As the RIC began to retreat, shots were fired, fatally wounding head constable William Rowe. The Kents surrendered upon the arrival of the military. While David lay seriously wounded and missing two fingers, Richard was shot attempting to escape. William and David were held.
They were court martialled on June 14th. Described as a “quiet, inoffensive type” by Constable Frank King, William was acquitted, but Thomas was sentenced to death and executed by Scottish Borderers soldiers on May 9th in Cork. His last request was that no Irishman be part of the firing squad.
Sir Roger Casement
Arguably the most accomplished of all those associated with the 1916 Rising, Roger Casement was born in Sandycove and raised a Protestant, although secretly baptised a Catholic by his mother. Orphaned by the age of 13, Casement was raised in Antrim and from then on considered himself an Ulsterman.
Knighted in 1911 by Britain for exposing brutal abuses in the Congo and Peru, Casement spent 20 years in Africa, beginning in 1884 in the Belgian Congo and later in Niger. In 1895 he was appointed a British consul in Portuguese East Africa, before moving to Luanda (now Angola), covering much of central and west Africa.

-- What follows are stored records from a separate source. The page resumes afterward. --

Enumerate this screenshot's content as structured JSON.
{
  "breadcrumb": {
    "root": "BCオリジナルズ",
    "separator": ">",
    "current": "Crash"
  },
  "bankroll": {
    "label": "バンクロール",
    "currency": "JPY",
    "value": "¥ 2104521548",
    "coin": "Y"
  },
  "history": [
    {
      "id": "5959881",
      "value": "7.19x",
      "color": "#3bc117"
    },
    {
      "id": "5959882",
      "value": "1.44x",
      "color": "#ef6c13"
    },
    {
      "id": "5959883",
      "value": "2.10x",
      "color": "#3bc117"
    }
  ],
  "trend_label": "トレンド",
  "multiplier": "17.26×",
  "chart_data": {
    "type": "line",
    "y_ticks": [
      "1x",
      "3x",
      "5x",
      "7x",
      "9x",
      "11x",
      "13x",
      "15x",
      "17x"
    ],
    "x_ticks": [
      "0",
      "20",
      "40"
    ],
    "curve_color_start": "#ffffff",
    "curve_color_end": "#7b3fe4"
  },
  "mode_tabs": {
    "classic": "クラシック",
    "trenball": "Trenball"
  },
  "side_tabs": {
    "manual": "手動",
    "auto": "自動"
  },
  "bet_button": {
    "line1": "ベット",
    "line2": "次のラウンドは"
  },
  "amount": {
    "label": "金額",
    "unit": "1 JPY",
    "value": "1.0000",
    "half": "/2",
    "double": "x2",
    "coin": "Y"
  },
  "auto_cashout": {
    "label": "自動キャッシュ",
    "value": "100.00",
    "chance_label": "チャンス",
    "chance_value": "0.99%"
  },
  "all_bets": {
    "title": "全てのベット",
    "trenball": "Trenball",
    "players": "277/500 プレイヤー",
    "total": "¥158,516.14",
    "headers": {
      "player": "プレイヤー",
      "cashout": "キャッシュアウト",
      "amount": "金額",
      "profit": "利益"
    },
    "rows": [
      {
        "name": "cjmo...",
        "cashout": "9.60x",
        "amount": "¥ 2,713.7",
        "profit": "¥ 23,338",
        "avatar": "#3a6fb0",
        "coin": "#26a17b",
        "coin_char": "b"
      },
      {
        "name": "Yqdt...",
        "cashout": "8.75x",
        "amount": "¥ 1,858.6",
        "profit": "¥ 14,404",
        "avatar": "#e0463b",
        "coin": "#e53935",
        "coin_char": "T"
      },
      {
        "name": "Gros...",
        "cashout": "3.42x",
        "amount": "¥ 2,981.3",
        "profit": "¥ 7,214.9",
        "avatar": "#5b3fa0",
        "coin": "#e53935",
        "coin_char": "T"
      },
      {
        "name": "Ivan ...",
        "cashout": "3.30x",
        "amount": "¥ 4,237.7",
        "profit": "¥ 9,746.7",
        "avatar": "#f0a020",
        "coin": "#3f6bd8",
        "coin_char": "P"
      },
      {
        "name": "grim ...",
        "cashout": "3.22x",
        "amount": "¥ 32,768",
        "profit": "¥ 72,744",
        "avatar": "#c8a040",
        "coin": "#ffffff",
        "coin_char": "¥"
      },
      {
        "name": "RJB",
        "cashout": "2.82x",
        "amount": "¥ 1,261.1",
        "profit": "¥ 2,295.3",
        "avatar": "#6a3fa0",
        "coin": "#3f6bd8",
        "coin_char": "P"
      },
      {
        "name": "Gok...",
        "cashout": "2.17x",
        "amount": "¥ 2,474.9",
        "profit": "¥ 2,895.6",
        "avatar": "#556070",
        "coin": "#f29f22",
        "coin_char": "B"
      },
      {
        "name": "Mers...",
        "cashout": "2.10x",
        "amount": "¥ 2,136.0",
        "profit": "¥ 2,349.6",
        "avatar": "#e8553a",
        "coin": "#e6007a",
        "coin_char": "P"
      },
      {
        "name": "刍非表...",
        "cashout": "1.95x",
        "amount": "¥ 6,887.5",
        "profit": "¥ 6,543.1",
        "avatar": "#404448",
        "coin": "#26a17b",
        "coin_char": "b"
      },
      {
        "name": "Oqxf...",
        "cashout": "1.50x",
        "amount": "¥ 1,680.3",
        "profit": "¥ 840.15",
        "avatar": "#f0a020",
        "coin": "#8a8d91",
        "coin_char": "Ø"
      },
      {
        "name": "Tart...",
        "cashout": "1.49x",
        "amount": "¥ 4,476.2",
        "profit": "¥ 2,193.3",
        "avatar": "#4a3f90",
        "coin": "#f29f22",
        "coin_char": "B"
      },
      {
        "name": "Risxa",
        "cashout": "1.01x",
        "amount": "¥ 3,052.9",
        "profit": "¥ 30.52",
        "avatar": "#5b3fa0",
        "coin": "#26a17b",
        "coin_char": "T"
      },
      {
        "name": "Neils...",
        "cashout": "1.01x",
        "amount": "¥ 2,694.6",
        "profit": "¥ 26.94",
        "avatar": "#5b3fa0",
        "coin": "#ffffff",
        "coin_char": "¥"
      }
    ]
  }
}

In 1903 he caused international uproar with a report, published by the British government, on Belgian atrocities in the Congo. He soon returned to Ireland, joining the Gaelic League and growing more nationalist. By 1906, when he was posted as consul to Brazil, he felt a fraud, saying he “ought to be in jail” rather than representing British imperialism.
In 1910 he uncovered yet more ill-treatment and sexual abuse of natives in rubber plantations, this time in Peru. His international standing was such at this time that he directly briefed US president William Taft on his findings.
By 1913, however, he had resigned from the British foreign office and had co-founded the Irish Volunteers, aiding their financing.
Casement spent the run-up to the Rising in Germany. After failing to muster an Irish brigade from captured British prisoners, he succeeded in gaining from imperial Germany a small quantity of arms for the Volunteers, sent on the Aud Norge to Tralee Bay.
Casement followed in another German submarine, with the idea of calling off the Rising due to the paltry international support.
The two boats failed to rendezvous as planned. Casement was arrested on Banna Strand and transferred to the Tower of London. Tried for treason under a 1351 statute, Casement’s Black Diaries, which contain detailed descriptions of his homosexuality in Africa, were used to quell international pressure to spare him. He was hanged in Pentonville Prison in London on August 3rd.